(Component data from apps and pages)
▬▬▬

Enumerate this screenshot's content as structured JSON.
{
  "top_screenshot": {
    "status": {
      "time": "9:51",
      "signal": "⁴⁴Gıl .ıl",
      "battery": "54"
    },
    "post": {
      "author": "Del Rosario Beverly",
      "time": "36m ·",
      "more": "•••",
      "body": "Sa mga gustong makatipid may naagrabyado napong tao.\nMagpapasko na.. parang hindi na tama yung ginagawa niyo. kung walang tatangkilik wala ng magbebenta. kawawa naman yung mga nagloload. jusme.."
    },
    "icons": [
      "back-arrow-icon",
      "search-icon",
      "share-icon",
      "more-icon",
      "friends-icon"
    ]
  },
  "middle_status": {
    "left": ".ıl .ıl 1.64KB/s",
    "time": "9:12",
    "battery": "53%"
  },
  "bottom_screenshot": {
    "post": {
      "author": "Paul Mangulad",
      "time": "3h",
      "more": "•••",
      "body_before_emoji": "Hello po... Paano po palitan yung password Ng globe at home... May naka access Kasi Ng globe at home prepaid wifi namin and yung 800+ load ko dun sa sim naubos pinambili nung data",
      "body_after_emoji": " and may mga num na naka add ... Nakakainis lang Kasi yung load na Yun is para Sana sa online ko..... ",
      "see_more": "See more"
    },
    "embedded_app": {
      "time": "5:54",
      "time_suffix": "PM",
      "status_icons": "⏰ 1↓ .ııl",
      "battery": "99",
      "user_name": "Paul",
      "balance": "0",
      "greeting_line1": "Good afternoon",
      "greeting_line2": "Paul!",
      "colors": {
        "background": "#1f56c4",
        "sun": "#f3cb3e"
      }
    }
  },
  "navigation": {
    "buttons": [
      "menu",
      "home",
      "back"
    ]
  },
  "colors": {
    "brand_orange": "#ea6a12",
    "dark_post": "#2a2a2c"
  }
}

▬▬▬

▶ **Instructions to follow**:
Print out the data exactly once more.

▶ **Your solution**:
Enumerate this screenshot's content as structured JSON.
{
  "top_screenshot": {
    "status": {
      "time": "9:51",
      "signal": "⁴⁴Gıl .ıl",
      "battery": "54"
    },
    "post": {
      "author": "Del Rosario Beverly",
      "time": "36m ·",
      "more": "•••",
      "body": "Sa mga gustong makatipid may naagrabyado napong tao.\nMagpapasko na.. parang hindi na tama yung ginagawa niyo. kung walang tatangkilik wala ng magbebenta. kawawa naman yung mga nagloload. jusme.."
    },
    "icons": [
      "back-arrow-icon",
      "search-icon",
      "share-icon",
      "more-icon",
      "friends-icon"
    ]
  },
  "middle_status": {
    "left": ".ıl .ıl 1.64KB/s",
    "time": "9:12",
    "battery": "53%"
  },
  "bottom_screenshot": {
    "post": {
      "author": "Paul Mangulad",
      "time": "3h",
      "more": "•••",
      "body_before_emoji": "Hello po... Paano po palitan yung password Ng globe at home... May naka access Kasi Ng globe at home prepaid wifi namin and yung 800+ load ko dun sa sim naubos pinambili nung data",
      "body_after_emoji": " and may mga num na naka add ... Nakakainis lang Kasi yung load na Yun is para Sana sa online ko..... ",
      "see_more": "See more"
    },
    "embedded_app": {
      "time": "5:54",
      "time_suffix": "PM",
      "status_icons": "⏰ 1↓ .ııl",
      "battery": "99",
      "user_name": "Paul",
      "balance": "0",
      "greeting_line1": "Good afternoon",
      "greeting_line2": "Paul!",
      "colors": {
        "background": "#1f56c4",
        "sun": "#f3cb3e"
      }
    }
  },
  "navigation": {
    "buttons": [
      "menu",
      "home",
      "back"
    ]
  },
  "colors": {
    "brand_orange": "#ea6a12",
    "dark_post": "#2a2a2c"
  }
}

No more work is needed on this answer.